There are several milestones to look forward to in life, such as learning to drive, travelling, starting a family, or moving into your first home.
Saving for your first home is no mean feat, and it’s normal to feel overwhelmed at the prospect. With over 160 years’ experience, we’ve been supporting our customers with their financial needs and helping them to save for their first home with a range of products, from easy access savings accounts to fixed rate bonds.
Find out how much you’ll need to save
If you’re hoping to purchase your first home, it’s important to establish the financial costs first, so you’ll have a figure to work towards. For many, the mortgage deposit will be the biggest expense; a percentage of the property price that you’ll need to pay up front before taking ownership of your new home.
Alongside your mortgage deposit, there will be other costs to cover, including solicitor’s and mortgage fees and the cost of furnishing your home. Work out how much you’ll need to save to cover these costs and get saving!
Start a budget
Once you know how much you’ll need to save, start budgeting and set aside some money each month towards your goal. A budget can help you split your hard-earned income into categories that include; essentials, things you want, and savings.
The 50/20/30 rule could be a great place to start. Set 50% of your income aside for essentials like food and household bills, including any rent you’re currently paying, then set aside 20% for savings, and 30% for discretional spending. This should give a balanced approach to make saving easier, but if you want to reach your goal faster, consider changing the proportion of money you’re saving versus spending.
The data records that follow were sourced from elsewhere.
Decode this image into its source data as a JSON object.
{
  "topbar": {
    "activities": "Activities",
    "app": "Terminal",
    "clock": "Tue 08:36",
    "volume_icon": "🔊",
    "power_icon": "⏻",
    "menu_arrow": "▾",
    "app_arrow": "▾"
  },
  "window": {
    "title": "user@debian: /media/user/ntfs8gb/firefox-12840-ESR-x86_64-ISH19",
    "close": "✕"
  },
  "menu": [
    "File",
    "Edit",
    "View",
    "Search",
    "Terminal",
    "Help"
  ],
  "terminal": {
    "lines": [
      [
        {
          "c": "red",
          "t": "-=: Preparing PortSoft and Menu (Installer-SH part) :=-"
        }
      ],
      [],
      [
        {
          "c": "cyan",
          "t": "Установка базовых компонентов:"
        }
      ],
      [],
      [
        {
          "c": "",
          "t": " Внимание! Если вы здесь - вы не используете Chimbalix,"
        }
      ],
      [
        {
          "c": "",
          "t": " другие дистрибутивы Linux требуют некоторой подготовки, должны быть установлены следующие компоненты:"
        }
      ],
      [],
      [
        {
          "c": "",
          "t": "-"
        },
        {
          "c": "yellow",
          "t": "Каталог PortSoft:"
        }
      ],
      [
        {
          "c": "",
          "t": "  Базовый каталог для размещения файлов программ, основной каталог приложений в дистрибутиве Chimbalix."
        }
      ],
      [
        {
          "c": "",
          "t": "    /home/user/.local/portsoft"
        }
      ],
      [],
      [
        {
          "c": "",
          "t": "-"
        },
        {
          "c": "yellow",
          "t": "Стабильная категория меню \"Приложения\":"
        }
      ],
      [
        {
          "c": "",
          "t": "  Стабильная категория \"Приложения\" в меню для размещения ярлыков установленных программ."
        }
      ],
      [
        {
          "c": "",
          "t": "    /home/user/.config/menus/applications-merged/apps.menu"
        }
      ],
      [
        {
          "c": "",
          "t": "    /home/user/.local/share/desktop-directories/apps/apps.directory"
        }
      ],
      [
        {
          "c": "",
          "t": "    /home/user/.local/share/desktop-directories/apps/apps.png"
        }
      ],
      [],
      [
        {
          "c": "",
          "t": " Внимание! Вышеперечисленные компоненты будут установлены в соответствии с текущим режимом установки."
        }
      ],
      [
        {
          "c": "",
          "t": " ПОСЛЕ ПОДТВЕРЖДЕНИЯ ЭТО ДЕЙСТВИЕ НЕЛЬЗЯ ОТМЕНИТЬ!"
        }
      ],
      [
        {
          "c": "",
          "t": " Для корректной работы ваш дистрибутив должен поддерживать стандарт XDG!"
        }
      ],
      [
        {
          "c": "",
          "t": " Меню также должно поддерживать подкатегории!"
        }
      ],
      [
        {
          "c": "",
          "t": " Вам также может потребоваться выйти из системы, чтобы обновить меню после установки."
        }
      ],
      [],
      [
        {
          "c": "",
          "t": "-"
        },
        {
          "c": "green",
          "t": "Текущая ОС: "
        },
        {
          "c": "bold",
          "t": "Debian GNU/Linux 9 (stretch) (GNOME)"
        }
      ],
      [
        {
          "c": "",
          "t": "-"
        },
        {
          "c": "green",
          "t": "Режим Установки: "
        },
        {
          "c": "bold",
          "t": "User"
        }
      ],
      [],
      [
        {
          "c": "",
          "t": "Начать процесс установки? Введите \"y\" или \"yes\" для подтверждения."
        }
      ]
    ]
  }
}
Make your goals achievable
Breaking your long-term goals into small, achievable targets can also help. For example, if a 10% deposit feels unachievable, save 5% first, then lock it away and start saving again. It’s important to stay committed and maintain your savings with regular top-ups where possible.
If you’d still like to save more, it can be useful to review your outgoings to make sure you’re not spending unnecessarily and that you’re getting the best deals on your essential outgoings. Revisit the 50/20/30 rule and make some tweaks.
Make the most of your savings
As your money builds up, ask yourself: “Am I getting the best deal?”. There are a variety of different savings accounts to choose from depending on your circumstances, so reviewing your options even after you’ve started saving can be a good idea.
What are the options?
If you’re willing to lock away a lump sum of money that you’ve already saved for a set period of time; usually 2-5 years, then a fixed rate bond could be right for you, and you’ll usually receive a higher, fixed rate of interest.
Alternatively, you could consider saving into a notice account. As the name suggests, you’ll need to give notice before you withdraw (typically between 30-120 days).
It’s important to read the terms and conditions of an account before you open it to make sure you’re aware of how it operates. Most providers have restrictions in place and closing or making withdrawals from a fixed or notice savings account before its maturity date might not be possible.
If you’re approaching your property’s completion date, and you think you’ll need access to your money, an easy access savings account may be more suitable, which gives you the flexibility to withdraw money when you need to.
Choosing to save your money in an ISA (Individual Savings Account) means that you can save tax-free up to the ISA allowance. The allowance is reviewed annually by the Government and is currently £20,000 for the 2021/2022 tax year. There are a range of ISAs to choose from depending on your chosen provider.
How can the Marsden help?
Our friendly branch teams are on hand to answer any questions you may have about our products or services, so if you’re looking for a new savings account for your hard-earned cash, we could help.